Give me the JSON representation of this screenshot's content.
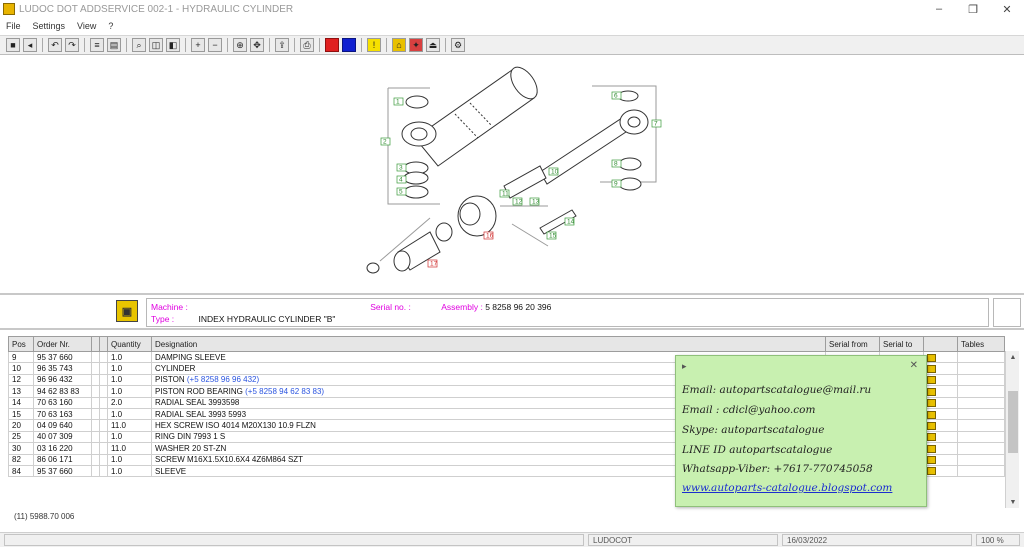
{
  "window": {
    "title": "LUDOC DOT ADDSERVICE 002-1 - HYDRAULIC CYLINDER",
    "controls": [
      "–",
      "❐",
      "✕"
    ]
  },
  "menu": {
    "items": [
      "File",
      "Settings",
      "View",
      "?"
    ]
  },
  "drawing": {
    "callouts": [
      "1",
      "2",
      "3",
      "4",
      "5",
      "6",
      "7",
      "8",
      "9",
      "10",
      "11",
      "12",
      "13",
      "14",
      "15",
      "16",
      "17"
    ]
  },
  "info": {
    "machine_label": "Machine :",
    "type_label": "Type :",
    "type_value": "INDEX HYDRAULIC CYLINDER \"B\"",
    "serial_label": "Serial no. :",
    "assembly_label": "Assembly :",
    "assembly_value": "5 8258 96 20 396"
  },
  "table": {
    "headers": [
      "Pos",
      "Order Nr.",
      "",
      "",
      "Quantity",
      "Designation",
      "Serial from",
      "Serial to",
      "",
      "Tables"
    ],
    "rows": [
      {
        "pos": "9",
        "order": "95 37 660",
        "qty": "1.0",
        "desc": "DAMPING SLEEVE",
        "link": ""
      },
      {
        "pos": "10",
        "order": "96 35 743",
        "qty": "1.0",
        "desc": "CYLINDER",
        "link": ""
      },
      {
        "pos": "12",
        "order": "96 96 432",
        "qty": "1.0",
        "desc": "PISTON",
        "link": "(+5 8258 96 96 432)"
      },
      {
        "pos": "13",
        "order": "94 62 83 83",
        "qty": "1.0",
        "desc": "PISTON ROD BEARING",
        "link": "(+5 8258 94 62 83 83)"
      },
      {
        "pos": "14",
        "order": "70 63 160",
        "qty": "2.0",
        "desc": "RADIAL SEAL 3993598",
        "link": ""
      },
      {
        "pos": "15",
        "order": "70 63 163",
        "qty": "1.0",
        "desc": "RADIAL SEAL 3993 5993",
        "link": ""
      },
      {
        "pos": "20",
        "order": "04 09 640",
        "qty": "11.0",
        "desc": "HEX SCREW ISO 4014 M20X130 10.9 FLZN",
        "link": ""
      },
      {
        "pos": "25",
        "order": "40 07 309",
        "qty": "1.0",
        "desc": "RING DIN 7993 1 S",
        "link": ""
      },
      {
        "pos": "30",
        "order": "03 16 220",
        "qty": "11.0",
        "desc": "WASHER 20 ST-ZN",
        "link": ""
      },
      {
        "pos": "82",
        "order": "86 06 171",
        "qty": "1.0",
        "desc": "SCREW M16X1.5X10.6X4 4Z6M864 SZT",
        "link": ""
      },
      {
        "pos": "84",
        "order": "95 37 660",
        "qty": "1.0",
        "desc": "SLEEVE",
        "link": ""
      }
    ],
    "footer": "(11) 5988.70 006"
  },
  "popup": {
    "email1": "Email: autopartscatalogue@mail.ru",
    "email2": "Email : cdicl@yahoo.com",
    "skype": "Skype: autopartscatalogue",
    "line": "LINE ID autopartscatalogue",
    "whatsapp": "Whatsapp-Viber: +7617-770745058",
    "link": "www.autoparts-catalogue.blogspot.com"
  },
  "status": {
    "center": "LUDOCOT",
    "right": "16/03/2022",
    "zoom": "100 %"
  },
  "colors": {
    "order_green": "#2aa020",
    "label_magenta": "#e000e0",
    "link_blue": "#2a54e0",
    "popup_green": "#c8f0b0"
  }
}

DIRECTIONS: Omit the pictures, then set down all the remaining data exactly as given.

RESPONSE TO THIS EXERCISE:
Give me the JSON representation of this screenshot's content.
{
  "window": {
    "title": "LUDOC DOT ADDSERVICE 002-1 - HYDRAULIC CYLINDER",
    "controls": [
      "–",
      "❐",
      "✕"
    ]
  },
  "menu": {
    "items": [
      "File",
      "Settings",
      "View",
      "?"
    ]
  },
  "drawing": {
    "callouts": [
      "1",
      "2",
      "3",
      "4",
      "5",
      "6",
      "7",
      "8",
      "9",
      "10",
      "11",
      "12",
      "13",
      "14",
      "15",
      "16",
      "17"
    ]
  },
  "info": {
    "machine_label": "Machine :",
    "type_label": "Type :",
    "type_value": "INDEX HYDRAULIC CYLINDER \"B\"",
    "serial_label": "Serial no. :",
    "assembly_label": "Assembly :",
    "assembly_value": "5 8258 96 20 396"
  },
  "table": {
    "headers": [
      "Pos",
      "Order Nr.",
      "",
      "",
      "Quantity",
      "Designation",
      "Serial from",
      "Serial to",
      "",
      "Tables"
    ],
    "rows": [
      {
        "pos": "9",
        "order": "95 37 660",
        "qty": "1.0",
        "desc": "DAMPING SLEEVE",
        "link": ""
      },
      {
        "pos": "10",
        "order": "96 35 743",
        "qty": "1.0",
        "desc": "CYLINDER",
        "link": ""
      },
      {
        "pos": "12",
        "order": "96 96 432",
        "qty": "1.0",
        "desc": "PISTON",
        "link": "(+5 8258 96 96 432)"
      },
      {
        "pos": "13",
        "order": "94 62 83 83",
        "qty": "1.0",
        "desc": "PISTON ROD BEARING",
        "link": "(+5 8258 94 62 83 83)"
      },
      {
        "pos": "14",
        "order": "70 63 160",
        "qty": "2.0",
        "desc": "RADIAL SEAL 3993598",
        "link": ""
      },
      {
        "pos": "15",
        "order": "70 63 163",
        "qty": "1.0",
        "desc": "RADIAL SEAL 3993 5993",
        "link": ""
      },
      {
        "pos": "20",
        "order": "04 09 640",
        "qty": "11.0",
        "desc": "HEX SCREW ISO 4014 M20X130 10.9 FLZN",
        "link": ""
      },
      {
        "pos": "25",
        "order": "40 07 309",
        "qty": "1.0",
        "desc": "RING DIN 7993 1 S",
        "link": ""
      },
      {
        "pos": "30",
        "order": "03 16 220",
        "qty": "11.0",
        "desc": "WASHER 20 ST-ZN",
        "link": ""
      },
      {
        "pos": "82",
        "order": "86 06 171",
        "qty": "1.0",
        "desc": "SCREW M16X1.5X10.6X4 4Z6M864 SZT",
        "link": ""
      },
      {
        "pos": "84",
        "order": "95 37 660",
        "qty": "1.0",
        "desc": "SLEEVE",
        "link": ""
      }
    ],
    "footer": "(11) 5988.70 006"
  },
  "popup": {
    "email1": "Email: autopartscatalogue@mail.ru",
    "email2": "Email : cdicl@yahoo.com",
    "skype": "Skype: autopartscatalogue",
    "line": "LINE ID autopartscatalogue",
    "whatsapp": "Whatsapp-Viber: +7617-770745058",
    "link": "www.autoparts-catalogue.blogspot.com"
  },
  "status": {
    "center": "LUDOCOT",
    "right": "16/03/2022",
    "zoom": "100 %"
  },
  "colors": {
    "order_green": "#2aa020",
    "label_magenta": "#e000e0",
    "link_blue": "#2a54e0",
    "popup_green": "#c8f0b0"
  }
}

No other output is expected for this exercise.